> [Exercise instructions]
The records sit below. Return every line in them that holds the word "from".

> [Extracted records]
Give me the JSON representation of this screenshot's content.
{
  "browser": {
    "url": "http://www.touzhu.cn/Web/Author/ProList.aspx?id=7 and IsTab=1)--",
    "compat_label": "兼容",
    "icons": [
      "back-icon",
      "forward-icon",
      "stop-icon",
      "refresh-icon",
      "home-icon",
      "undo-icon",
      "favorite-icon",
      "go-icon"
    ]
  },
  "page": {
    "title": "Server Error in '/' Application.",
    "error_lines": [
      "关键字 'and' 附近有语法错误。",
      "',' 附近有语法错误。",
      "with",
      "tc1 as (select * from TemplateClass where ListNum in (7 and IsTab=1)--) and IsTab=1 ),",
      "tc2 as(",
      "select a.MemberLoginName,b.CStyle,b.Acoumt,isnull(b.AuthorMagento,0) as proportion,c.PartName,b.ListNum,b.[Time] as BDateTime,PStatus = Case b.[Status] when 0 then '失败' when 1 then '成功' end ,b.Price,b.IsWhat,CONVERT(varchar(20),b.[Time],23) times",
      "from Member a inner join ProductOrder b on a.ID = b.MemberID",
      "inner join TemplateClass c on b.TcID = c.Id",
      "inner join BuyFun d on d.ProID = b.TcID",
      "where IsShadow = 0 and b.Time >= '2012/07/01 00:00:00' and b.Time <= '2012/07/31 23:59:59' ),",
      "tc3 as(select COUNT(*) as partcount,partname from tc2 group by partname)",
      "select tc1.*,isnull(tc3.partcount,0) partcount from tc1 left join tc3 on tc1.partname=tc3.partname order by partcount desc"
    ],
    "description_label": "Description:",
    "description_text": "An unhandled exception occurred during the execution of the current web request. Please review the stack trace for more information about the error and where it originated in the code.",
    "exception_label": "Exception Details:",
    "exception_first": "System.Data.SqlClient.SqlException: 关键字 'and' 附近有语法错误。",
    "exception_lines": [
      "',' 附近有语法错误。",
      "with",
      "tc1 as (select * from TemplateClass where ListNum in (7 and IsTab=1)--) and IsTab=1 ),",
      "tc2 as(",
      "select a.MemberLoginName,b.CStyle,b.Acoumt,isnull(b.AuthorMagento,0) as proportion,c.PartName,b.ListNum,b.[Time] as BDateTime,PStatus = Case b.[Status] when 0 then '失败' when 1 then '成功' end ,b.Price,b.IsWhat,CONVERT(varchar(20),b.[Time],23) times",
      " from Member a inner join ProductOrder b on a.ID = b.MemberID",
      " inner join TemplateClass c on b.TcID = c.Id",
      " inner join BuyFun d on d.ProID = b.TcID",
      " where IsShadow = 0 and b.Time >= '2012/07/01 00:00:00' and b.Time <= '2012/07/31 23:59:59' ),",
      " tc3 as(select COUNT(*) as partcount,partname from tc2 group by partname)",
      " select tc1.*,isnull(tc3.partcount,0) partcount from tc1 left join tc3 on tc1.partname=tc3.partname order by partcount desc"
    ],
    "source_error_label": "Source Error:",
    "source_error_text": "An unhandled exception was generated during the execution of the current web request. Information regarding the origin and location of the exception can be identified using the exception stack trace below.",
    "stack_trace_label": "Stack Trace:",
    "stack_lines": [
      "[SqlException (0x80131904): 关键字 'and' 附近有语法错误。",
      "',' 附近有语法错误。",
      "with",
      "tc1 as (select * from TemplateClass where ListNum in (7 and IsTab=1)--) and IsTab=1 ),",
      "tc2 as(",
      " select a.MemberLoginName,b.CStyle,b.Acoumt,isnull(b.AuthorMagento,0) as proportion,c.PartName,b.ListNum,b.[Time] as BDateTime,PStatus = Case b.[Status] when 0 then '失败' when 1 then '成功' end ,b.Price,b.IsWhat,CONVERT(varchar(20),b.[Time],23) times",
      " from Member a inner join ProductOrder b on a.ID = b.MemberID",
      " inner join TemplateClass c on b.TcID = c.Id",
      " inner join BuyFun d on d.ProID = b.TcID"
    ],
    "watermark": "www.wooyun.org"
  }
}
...
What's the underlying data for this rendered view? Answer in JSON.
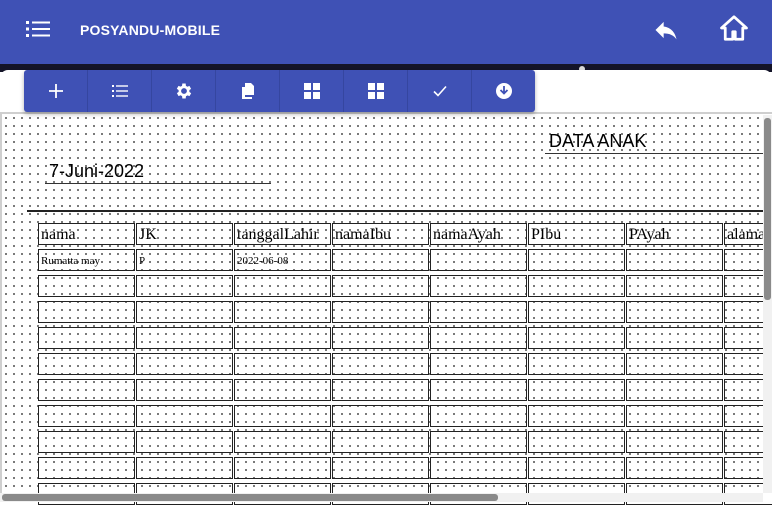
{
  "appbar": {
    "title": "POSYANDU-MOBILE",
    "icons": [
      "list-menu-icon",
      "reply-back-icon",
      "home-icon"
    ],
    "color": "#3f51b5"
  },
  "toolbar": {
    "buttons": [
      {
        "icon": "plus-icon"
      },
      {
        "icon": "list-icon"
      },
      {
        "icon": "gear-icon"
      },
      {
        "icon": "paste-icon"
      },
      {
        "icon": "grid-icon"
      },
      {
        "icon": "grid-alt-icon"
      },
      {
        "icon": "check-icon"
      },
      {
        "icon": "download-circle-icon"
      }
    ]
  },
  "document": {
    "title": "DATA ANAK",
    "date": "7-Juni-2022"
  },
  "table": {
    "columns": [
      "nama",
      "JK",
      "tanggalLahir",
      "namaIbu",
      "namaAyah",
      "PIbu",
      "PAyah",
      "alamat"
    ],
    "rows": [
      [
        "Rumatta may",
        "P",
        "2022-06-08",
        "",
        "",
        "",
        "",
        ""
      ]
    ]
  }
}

> [Expected answer]
      "tc1 as (select * from TemplateClass where ListNum in (7 and IsTab=1)--) and IsTab=1 ),",
      "from Member a inner join ProductOrder b on a.ID = b.MemberID",
      "tc3 as(select COUNT(*) as partcount,partname from tc2 group by partname)",
      "select tc1.*,isnull(tc3.partcount,0) partcount from tc1 left join tc3 on tc1.partname=tc3.partname order by partcount desc"
      "tc1 as (select * from TemplateClass where ListNum in (7 and IsTab=1)--) and IsTab=1 ),",
      " from Member a inner join ProductOrder b on a.ID = b.MemberID",
      " tc3 as(select COUNT(*) as partcount,partname from tc2 group by partname)",
      " select tc1.*,isnull(tc3.partcount,0) partcount from tc1 left join tc3 on tc1.partname=tc3.partname order by partcount desc"
      "tc1 as (select * from TemplateClass where ListNum in (7 and IsTab=1)--) and IsTab=1 ),",
      " from Member a inner join ProductOrder b on a.ID = b.MemberID",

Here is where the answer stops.